The Department of Information Technology has recently conducted a study on 14 smart cities. Experts analysed a total of 38 smart projects carried out in Barcelona, Boston, Dubai, Hong Kong, Columbus, London, Melbourne, New York, San Diego, Seoul, Singapore, Toronto, Chicago and Helsinki. Their goal was to find key trends in the development of smart cities.
“The research on smart cities showed that Moscow is developing in the right direction: the introduction of the Moscow Electronic School (MES), Integrated Medical Information and Analytical System (IMIAS), video surveillance, digital government services, free citywide Wi-Fi, plus the development of the sharing economy and pilot projects carried out in various areas of municipal infrastructure exemplify this,” said Eduard Lysenko, Head of Moscow’s Department of Information Technology.
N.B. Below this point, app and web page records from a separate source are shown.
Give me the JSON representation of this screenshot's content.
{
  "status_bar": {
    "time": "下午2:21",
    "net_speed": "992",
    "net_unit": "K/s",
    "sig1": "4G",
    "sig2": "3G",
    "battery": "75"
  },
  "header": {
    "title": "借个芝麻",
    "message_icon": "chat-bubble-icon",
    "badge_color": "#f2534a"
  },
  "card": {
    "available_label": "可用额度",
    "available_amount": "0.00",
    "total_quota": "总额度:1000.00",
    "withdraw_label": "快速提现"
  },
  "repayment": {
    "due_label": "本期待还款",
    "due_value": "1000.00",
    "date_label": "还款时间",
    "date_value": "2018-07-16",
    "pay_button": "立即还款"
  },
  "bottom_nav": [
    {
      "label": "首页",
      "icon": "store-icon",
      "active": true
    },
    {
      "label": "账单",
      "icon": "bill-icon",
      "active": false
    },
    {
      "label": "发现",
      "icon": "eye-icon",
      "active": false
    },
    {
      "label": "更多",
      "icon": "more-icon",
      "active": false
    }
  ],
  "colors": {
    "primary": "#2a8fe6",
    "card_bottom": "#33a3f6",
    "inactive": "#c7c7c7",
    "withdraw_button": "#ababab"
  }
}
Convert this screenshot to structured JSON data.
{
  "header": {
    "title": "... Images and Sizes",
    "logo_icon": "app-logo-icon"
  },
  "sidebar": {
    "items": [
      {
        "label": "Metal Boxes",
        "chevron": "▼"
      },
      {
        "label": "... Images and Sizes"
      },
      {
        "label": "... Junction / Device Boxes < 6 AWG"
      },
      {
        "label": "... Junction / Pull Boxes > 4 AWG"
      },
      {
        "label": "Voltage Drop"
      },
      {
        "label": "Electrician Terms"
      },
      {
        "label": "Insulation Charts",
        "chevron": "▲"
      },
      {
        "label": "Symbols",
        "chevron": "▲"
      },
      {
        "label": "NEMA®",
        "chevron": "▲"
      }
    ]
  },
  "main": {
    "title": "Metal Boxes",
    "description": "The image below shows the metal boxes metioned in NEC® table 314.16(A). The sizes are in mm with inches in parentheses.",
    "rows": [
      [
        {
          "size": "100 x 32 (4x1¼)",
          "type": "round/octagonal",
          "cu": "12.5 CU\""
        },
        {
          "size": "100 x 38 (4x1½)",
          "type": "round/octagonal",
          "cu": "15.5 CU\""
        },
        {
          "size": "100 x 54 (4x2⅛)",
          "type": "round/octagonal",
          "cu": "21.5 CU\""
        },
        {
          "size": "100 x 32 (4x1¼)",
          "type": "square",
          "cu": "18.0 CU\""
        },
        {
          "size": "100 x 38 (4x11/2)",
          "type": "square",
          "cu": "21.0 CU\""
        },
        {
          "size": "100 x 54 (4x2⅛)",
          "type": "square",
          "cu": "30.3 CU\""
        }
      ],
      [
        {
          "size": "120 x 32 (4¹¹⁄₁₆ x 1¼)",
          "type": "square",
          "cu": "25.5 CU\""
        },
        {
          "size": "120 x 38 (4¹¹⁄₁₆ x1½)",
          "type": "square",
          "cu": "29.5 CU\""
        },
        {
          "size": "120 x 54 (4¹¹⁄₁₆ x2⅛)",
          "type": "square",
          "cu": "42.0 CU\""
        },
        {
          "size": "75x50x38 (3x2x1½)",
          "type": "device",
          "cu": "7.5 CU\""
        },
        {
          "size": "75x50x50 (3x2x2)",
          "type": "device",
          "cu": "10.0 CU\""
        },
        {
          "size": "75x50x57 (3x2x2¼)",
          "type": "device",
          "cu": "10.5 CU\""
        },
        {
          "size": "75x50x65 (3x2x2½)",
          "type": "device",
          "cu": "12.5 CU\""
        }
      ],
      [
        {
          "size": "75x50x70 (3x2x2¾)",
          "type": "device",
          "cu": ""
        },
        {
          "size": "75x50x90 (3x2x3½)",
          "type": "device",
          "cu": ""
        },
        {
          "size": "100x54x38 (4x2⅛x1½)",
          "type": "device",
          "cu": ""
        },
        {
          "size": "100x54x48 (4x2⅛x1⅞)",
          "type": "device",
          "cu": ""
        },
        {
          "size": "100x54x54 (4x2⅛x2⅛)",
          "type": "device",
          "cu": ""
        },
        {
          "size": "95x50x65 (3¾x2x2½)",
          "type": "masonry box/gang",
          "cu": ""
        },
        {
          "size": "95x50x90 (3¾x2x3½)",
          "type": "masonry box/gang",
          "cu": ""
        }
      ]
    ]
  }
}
“We are working on the front lines and are cooperating with other cities and foreign and Russian businesses, as well as start-ups and large corporations. We are studying the global experience to find where new technologies and solutions are implemented, and what can be adopted to improve the processes; where the quality of public services can be improved, and where the management system can be made more efficient,” Lysenko said.
There were six areas of projects researched in the course of the study: human and social resources, urban environment, digital mobility, security and environment, the urban economy and e-government. The department summarised the key trends in the development of smart cities and identified the best foreign projects in these areas.
In social and human resources, all the cities were striving to provide everyone with equal opportunities. To do this, they ensured accessibility of education and individual healthcare. New York, for instance, introduced free workshops on providing psychology assistance, which resulted in a decrease in the city’s suicide rate, while London organised a foundation to support its young people, which reduced unemployment and crime.
Digitalisation is one of the key factors affecting the quality of the urban environment: this includes the development of artificial intelligence and the IoT (Internet of Things), and working with big data and predictive analytics. Hong Kong, for instance, introduced multifunctional streetlamps that record data on the life in the city in real time. Sensors collect information on weather, temperature and air quality as well as the people and vehicles around them. Moreover, the lampposts also serve as Wi-Fi hotspots equipped with navigation panels, and can be used to charge electric vehicles. They also provide information on available parking spaces. Helsinki has recently made unused urban spaces more available to the public by introducing a service for renting them out.
To increase digital mobility, smart cities are striving to make the use of personal and public transport more efficient. Hong Kong is now promoting an integrated transport app, while New York is implementing environment-friendly transport and developing a docking station free bike-share system.
To enhance security and improve the environmental situation in the city, experts make forecasts. Preventing adverse situations is another important area. Some cities are working to create a single platform for collecting, monitoring, controlling and processing data which will be able to provide instant warnings and alerts, and which will expedite emergency services during the elimination of emergency situations’ consequencies. Dubai is now opening its first smart officer-free police stations; San Diego is using drones to respond to emergency situations, Toronto is testing a waste management app, while Seoul is preparing for the launch of its Sleeping Child Check system to ensure safety onboard buses.
Establishing a system for supporting applied research in the digital economy and digital technology-based innovative business models is one of the main trends in urban economy. Singapore, for example, is now introducing an integrated platform for processing bank transactions to be used by cafes and food delivery services.
E-government should be able to provide electronic services and introduce blockchain technology with them. Smart urban financing based on end-to-end digitisation of financial data allows for better control and more efficient use of public funds, plus it can cut or elimination of transaction costs. Hong Kong, for example, launched a project on exchanging cybersecurity-related data, while Dubai introduced the first blockchain-technology based court in the world.